Exercise goal | Below is a set of records; restate each one word for word.

Data for review |
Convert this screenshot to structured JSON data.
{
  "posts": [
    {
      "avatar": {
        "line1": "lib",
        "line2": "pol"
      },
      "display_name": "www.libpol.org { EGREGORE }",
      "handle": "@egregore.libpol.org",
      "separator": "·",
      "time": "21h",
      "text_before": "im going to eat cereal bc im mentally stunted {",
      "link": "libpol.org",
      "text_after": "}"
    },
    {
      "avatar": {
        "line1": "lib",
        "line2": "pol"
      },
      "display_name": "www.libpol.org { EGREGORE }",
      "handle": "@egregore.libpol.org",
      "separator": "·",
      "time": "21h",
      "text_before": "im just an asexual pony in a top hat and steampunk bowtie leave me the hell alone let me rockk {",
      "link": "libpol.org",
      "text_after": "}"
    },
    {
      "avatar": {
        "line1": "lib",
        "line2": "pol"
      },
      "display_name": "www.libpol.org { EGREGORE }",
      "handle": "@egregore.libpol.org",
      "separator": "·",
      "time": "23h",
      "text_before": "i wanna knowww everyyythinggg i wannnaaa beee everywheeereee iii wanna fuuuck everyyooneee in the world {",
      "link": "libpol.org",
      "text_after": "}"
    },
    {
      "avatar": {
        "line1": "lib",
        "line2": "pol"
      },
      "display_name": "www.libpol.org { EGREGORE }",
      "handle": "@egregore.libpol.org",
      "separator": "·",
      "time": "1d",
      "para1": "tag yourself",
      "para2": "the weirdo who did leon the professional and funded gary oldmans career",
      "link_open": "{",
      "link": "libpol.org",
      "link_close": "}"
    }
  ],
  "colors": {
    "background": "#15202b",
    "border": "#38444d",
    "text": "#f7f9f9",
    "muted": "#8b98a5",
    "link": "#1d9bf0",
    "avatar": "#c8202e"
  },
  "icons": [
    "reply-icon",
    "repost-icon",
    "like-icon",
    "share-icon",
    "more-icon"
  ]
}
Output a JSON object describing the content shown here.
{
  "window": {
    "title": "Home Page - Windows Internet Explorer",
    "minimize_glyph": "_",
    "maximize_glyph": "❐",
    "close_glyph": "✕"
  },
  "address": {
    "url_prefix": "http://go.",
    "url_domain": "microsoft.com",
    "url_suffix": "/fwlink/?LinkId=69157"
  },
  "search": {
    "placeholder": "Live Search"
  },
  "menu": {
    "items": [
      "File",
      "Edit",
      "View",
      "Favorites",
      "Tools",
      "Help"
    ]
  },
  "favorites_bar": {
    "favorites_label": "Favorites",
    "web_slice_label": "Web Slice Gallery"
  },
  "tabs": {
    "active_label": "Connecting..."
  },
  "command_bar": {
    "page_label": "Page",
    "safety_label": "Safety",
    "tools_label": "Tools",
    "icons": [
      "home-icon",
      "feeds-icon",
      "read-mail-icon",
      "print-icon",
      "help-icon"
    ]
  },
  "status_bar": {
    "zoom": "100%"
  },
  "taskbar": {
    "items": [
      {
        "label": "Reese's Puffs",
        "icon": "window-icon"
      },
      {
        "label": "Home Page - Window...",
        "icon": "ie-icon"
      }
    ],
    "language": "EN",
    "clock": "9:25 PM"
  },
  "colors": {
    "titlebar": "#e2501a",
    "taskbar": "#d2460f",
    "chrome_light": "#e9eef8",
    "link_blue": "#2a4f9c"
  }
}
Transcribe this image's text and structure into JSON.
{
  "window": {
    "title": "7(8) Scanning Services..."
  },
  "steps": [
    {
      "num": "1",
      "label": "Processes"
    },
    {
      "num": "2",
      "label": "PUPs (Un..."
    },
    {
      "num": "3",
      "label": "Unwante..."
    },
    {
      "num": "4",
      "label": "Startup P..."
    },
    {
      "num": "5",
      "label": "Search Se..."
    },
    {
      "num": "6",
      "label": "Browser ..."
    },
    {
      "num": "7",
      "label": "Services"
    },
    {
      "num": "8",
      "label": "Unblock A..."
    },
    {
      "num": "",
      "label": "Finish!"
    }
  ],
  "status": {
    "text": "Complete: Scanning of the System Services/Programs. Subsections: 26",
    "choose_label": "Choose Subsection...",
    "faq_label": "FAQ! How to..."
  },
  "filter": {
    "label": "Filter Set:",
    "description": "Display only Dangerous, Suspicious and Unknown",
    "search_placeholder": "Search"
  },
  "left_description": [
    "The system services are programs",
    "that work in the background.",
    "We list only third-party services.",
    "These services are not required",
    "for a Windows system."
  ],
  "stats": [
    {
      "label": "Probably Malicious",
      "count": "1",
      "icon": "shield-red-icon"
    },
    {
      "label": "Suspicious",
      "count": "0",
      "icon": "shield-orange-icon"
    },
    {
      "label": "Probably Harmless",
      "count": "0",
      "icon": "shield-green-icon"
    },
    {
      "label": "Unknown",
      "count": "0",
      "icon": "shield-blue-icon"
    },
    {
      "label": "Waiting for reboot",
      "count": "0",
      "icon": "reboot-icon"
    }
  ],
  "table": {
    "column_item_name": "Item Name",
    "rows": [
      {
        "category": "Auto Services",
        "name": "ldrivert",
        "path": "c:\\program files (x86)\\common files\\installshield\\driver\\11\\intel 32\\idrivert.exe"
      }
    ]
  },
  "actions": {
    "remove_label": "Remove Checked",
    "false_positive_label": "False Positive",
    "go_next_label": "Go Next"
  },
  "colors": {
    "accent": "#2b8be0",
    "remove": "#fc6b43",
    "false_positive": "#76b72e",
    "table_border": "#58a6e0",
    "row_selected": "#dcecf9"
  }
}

Reply |
Convert this screenshot to structured JSON data.
{
  "posts": [
    {
      "avatar": {
        "line1": "lib",
        "line2": "pol"
      },
      "display_name": "www.libpol.org { EGREGORE }",
      "handle": "@egregore.libpol.org",
      "separator": "·",
      "time": "21h",
      "text_before": "im going to eat cereal bc im mentally stunted {",
      "link": "libpol.org",
      "text_after": "}"
    },
    {
      "avatar": {
        "line1": "lib",
        "line2": "pol"
      },
      "display_name": "www.libpol.org { EGREGORE }",
      "handle": "@egregore.libpol.org",
      "separator": "·",
      "time": "21h",
      "text_before": "im just an asexual pony in a top hat and steampunk bowtie leave me the hell alone let me rockk {",
      "link": "libpol.org",
      "text_after": "}"
    },
    {
      "avatar": {
        "line1": "lib",
        "line2": "pol"
      },
      "display_name": "www.libpol.org { EGREGORE }",
      "handle": "@egregore.libpol.org",
      "separator": "·",
      "time": "23h",
      "text_before": "i wanna knowww everyyythinggg i wannnaaa beee everywheeereee iii wanna fuuuck everyyooneee in the world {",
      "link": "libpol.org",
      "text_after": "}"
    },
    {
      "avatar": {
        "line1": "lib",
        "line2": "pol"
      },
      "display_name": "www.libpol.org { EGREGORE }",
      "handle": "@egregore.libpol.org",
      "separator": "·",
      "time": "1d",
      "para1": "tag yourself",
      "para2": "the weirdo who did leon the professional and funded gary oldmans career",
      "link_open": "{",
      "link": "libpol.org",
      "link_close": "}"
    }
  ],
  "colors": {
    "background": "#15202b",
    "border": "#38444d",
    "text": "#f7f9f9",
    "muted": "#8b98a5",
    "link": "#1d9bf0",
    "avatar": "#c8202e"
  },
  "icons": [
    "reply-icon",
    "repost-icon",
    "like-icon",
    "share-icon",
    "more-icon"
  ]
}
Output a JSON object describing the content shown here.
{
  "window": {
    "title": "Home Page - Windows Internet Explorer",
    "minimize_glyph": "_",
    "maximize_glyph": "❐",
    "close_glyph": "✕"
  },
  "address": {
    "url_prefix": "http://go.",
    "url_domain": "microsoft.com",
    "url_suffix": "/fwlink/?LinkId=69157"
  },
  "search": {
    "placeholder": "Live Search"
  },
  "menu": {
    "items": [
      "File",
      "Edit",
      "View",
      "Favorites",
      "Tools",
      "Help"
    ]
  },
  "favorites_bar": {
    "favorites_label": "Favorites",
    "web_slice_label": "Web Slice Gallery"
  },
  "tabs": {
    "active_label": "Connecting..."
  },
  "command_bar": {
    "page_label": "Page",
    "safety_label": "Safety",
    "tools_label": "Tools",
    "icons": [
      "home-icon",
      "feeds-icon",
      "read-mail-icon",
      "print-icon",
      "help-icon"
    ]
  },
  "status_bar": {
    "zoom": "100%"
  },
  "taskbar": {
    "items": [
      {
        "label": "Reese's Puffs",
        "icon": "window-icon"
      },
      {
        "label": "Home Page - Window...",
        "icon": "ie-icon"
      }
    ],
    "language": "EN",
    "clock": "9:25 PM"
  },
  "colors": {
    "titlebar": "#e2501a",
    "taskbar": "#d2460f",
    "chrome_light": "#e9eef8",
    "link_blue": "#2a4f9c"
  }
}
Transcribe this image's text and structure into JSON.
{
  "window": {
    "title": "7(8) Scanning Services..."
  },
  "steps": [
    {
      "num": "1",
      "label": "Processes"
    },
    {
      "num": "2",
      "label": "PUPs (Un..."
    },
    {
      "num": "3",
      "label": "Unwante..."
    },
    {
      "num": "4",
      "label": "Startup P..."
    },
    {
      "num": "5",
      "label": "Search Se..."
    },
    {
      "num": "6",
      "label": "Browser ..."
    },
    {
      "num": "7",
      "label": "Services"
    },
    {
      "num": "8",
      "label": "Unblock A..."
    },
    {
      "num": "",
      "label": "Finish!"
    }
  ],
  "status": {
    "text": "Complete: Scanning of the System Services/Programs. Subsections: 26",
    "choose_label": "Choose Subsection...",
    "faq_label": "FAQ! How to..."
  },
  "filter": {
    "label": "Filter Set:",
    "description": "Display only Dangerous, Suspicious and Unknown",
    "search_placeholder": "Search"
  },
  "left_description": [
    "The system services are programs",
    "that work in the background.",
    "We list only third-party services.",
    "These services are not required",
    "for a Windows system."
  ],
  "stats": [
    {
      "label": "Probably Malicious",
      "count": "1",
      "icon": "shield-red-icon"
    },
    {
      "label": "Suspicious",
      "count": "0",
      "icon": "shield-orange-icon"
    },
    {
      "label": "Probably Harmless",
      "count": "0",
      "icon": "shield-green-icon"
    },
    {
      "label": "Unknown",
      "count": "0",
      "icon": "shield-blue-icon"
    },
    {
      "label": "Waiting for reboot",
      "count": "0",
      "icon": "reboot-icon"
    }
  ],
  "table": {
    "column_item_name": "Item Name",
    "rows": [
      {
        "category": "Auto Services",
        "name": "ldrivert",
        "path": "c:\\program files (x86)\\common files\\installshield\\driver\\11\\intel 32\\idrivert.exe"
      }
    ]
  },
  "actions": {
    "remove_label": "Remove Checked",
    "false_positive_label": "False Positive",
    "go_next_label": "Go Next"
  },
  "colors": {
    "accent": "#2b8be0",
    "remove": "#fc6b43",
    "false_positive": "#76b72e",
    "table_border": "#58a6e0",
    "row_selected": "#dcecf9"
  }
}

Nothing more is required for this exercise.